▶ [Dataset rows for apps and sites]:
_ _ _ _

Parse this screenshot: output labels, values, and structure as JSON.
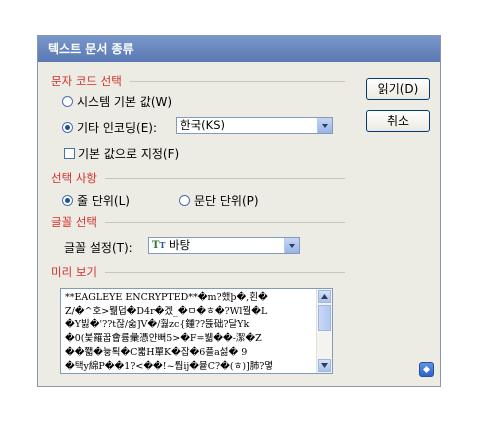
{
  "dialog": {
    "title": "텍스트 문서 종류"
  },
  "encoding_section": {
    "title": "문자 코드 선택",
    "system_default": {
      "label": "시스템 기본 값(W)",
      "selected": false
    },
    "other_encoding": {
      "label": "기타 인코딩(E):",
      "selected": true,
      "value": "한국(KS)"
    },
    "set_default": {
      "label": "기본 값으로 지정(F)",
      "checked": false
    }
  },
  "selection_section": {
    "title": "선택 사항",
    "line_unit": {
      "label": "줄 단위(L)",
      "selected": true
    },
    "paragraph_unit": {
      "label": "문단 단위(P)",
      "selected": false
    }
  },
  "font_section": {
    "title": "글꼴 선택",
    "font_label": "글꼴 설정(T):",
    "font_value": "바탕",
    "font_icon": "truetype-icon"
  },
  "preview_section": {
    "title": "미리 보기",
    "lines": [
      "**EAGLEYE ENCRYPTED**�m?했þ�,횐�",
      "Z/�^호>뭶덥�D4r�겠_�ㅁ�ㅎ�?Wl뭘�L",
      "�Y빓�'??t잖/숣]V�/훯zc{鍾??뜑础?달Yk",
      "�0(붗羅꿉會륨彙憑얀뻐5>�F=뷃��-潔�Z",
      "��쫿�늏퇵�C뿗H單K�잡�6플a섫�      9",
      "�택y綿P��1?<��!~뤕ij�뮽C?�(ㅎ)]肺?몋"
    ]
  },
  "buttons": {
    "read": "읽기(D)",
    "cancel": "취소"
  },
  "colors": {
    "section_title": "#d2302a",
    "titlebar": "#6a88c0"
  }
}
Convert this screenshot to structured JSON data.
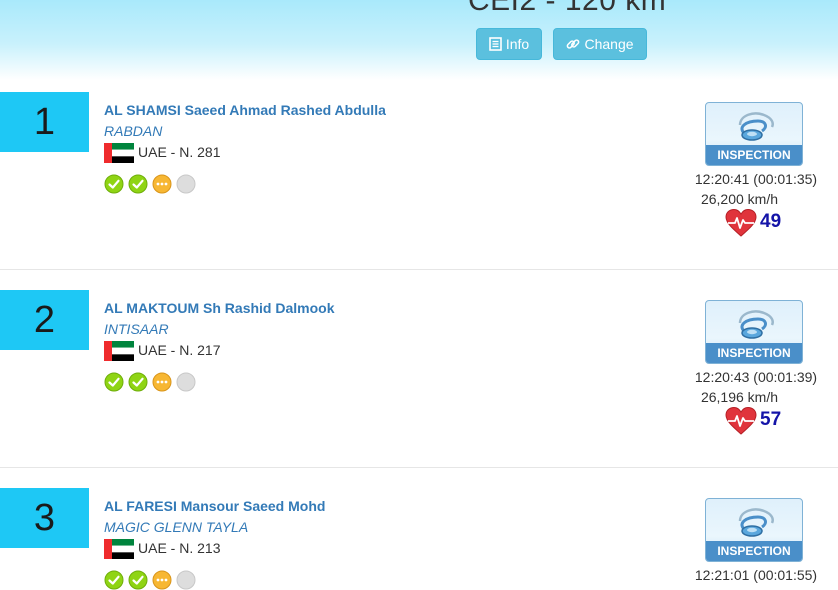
{
  "header": {
    "title": "CEI2 - 120 km",
    "info_label": "Info",
    "change_label": "Change"
  },
  "colors": {
    "rank_bg": "#1ec8f5",
    "link": "#337ab7",
    "button": "#5bc0de",
    "heart_rate": "#1414a8",
    "check_green": "#8fd414",
    "pending_orange": "#f7b733",
    "empty_grey": "#dddddd"
  },
  "entries": [
    {
      "rank": "1",
      "rider": "AL SHAMSI Saeed Ahmad Rashed Abdulla",
      "horse": "RABDAN",
      "country": "UAE - N. 281",
      "status_icons": [
        "check-icon",
        "check-icon",
        "pending-icon",
        "empty-icon"
      ],
      "inspection_label": "INSPECTION",
      "time": "12:20:41 (00:01:35)",
      "speed": "26,200 km/h",
      "heart_rate": "49"
    },
    {
      "rank": "2",
      "rider": "AL MAKTOUM Sh Rashid Dalmook",
      "horse": "INTISAAR",
      "country": "UAE - N. 217",
      "status_icons": [
        "check-icon",
        "check-icon",
        "pending-icon",
        "empty-icon"
      ],
      "inspection_label": "INSPECTION",
      "time": "12:20:43 (00:01:39)",
      "speed": "26,196 km/h",
      "heart_rate": "57"
    },
    {
      "rank": "3",
      "rider": "AL FARESI Mansour Saeed Mohd",
      "horse": "MAGIC GLENN TAYLA",
      "country": "UAE - N. 213",
      "status_icons": [
        "check-icon",
        "check-icon",
        "pending-icon",
        "empty-icon"
      ],
      "inspection_label": "INSPECTION",
      "time": "12:21:01 (00:01:55)"
    }
  ]
}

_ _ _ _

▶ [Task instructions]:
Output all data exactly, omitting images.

▶ [Final answer]:
Parse this screenshot: output labels, values, and structure as JSON.
{
  "dialog": {
    "title": "텍스트 문서 종류"
  },
  "encoding_section": {
    "title": "문자 코드 선택",
    "system_default": {
      "label": "시스템 기본 값(W)",
      "selected": false
    },
    "other_encoding": {
      "label": "기타 인코딩(E):",
      "selected": true,
      "value": "한국(KS)"
    },
    "set_default": {
      "label": "기본 값으로 지정(F)",
      "checked": false
    }
  },
  "selection_section": {
    "title": "선택 사항",
    "line_unit": {
      "label": "줄 단위(L)",
      "selected": true
    },
    "paragraph_unit": {
      "label": "문단 단위(P)",
      "selected": false
    }
  },
  "font_section": {
    "title": "글꼴 선택",
    "font_label": "글꼴 설정(T):",
    "font_value": "바탕",
    "font_icon": "truetype-icon"
  },
  "preview_section": {
    "title": "미리 보기",
    "lines": [
      "**EAGLEYE ENCRYPTED**�m?했þ�,횐�",
      "Z/�^호>뭶덥�D4r�겠_�ㅁ�ㅎ�?Wl뭘�L",
      "�Y빓�'??t잖/숣]V�/훯zc{鍾??뜑础?달Yk",
      "�0(붗羅꿉會륨彙憑얀뻐5>�F=뷃��-潔�Z",
      "��쫿�늏퇵�C뿗H單K�잡�6플a섫�      9",
      "�택y綿P��1?<��!~뤕ij�뮽C?�(ㅎ)]肺?몋"
    ]
  },
  "buttons": {
    "read": "읽기(D)",
    "cancel": "취소"
  },
  "colors": {
    "section_title": "#d2302a",
    "titlebar": "#6a88c0"
  }
}
Convert this screenshot to structured JSON data.
{
  "header": {
    "title": "CEI2 - 120 km",
    "info_label": "Info",
    "change_label": "Change"
  },
  "colors": {
    "rank_bg": "#1ec8f5",
    "link": "#337ab7",
    "button": "#5bc0de",
    "heart_rate": "#1414a8",
    "check_green": "#8fd414",
    "pending_orange": "#f7b733",
    "empty_grey": "#dddddd"
  },
  "entries": [
    {
      "rank": "1",
      "rider": "AL SHAMSI Saeed Ahmad Rashed Abdulla",
      "horse": "RABDAN",
      "country": "UAE - N. 281",
      "status_icons": [
        "check-icon",
        "check-icon",
        "pending-icon",
        "empty-icon"
      ],
      "inspection_label": "INSPECTION",
      "time": "12:20:41 (00:01:35)",
      "speed": "26,200 km/h",
      "heart_rate": "49"
    },
    {
      "rank": "2",
      "rider": "AL MAKTOUM Sh Rashid Dalmook",
      "horse": "INTISAAR",
      "country": "UAE - N. 217",
      "status_icons": [
        "check-icon",
        "check-icon",
        "pending-icon",
        "empty-icon"
      ],
      "inspection_label": "INSPECTION",
      "time": "12:20:43 (00:01:39)",
      "speed": "26,196 km/h",
      "heart_rate": "57"
    },
    {
      "rank": "3",
      "rider": "AL FARESI Mansour Saeed Mohd",
      "horse": "MAGIC GLENN TAYLA",
      "country": "UAE - N. 213",
      "status_icons": [
        "check-icon",
        "check-icon",
        "pending-icon",
        "empty-icon"
      ],
      "inspection_label": "INSPECTION",
      "time": "12:21:01 (00:01:55)"
    }
  ]
}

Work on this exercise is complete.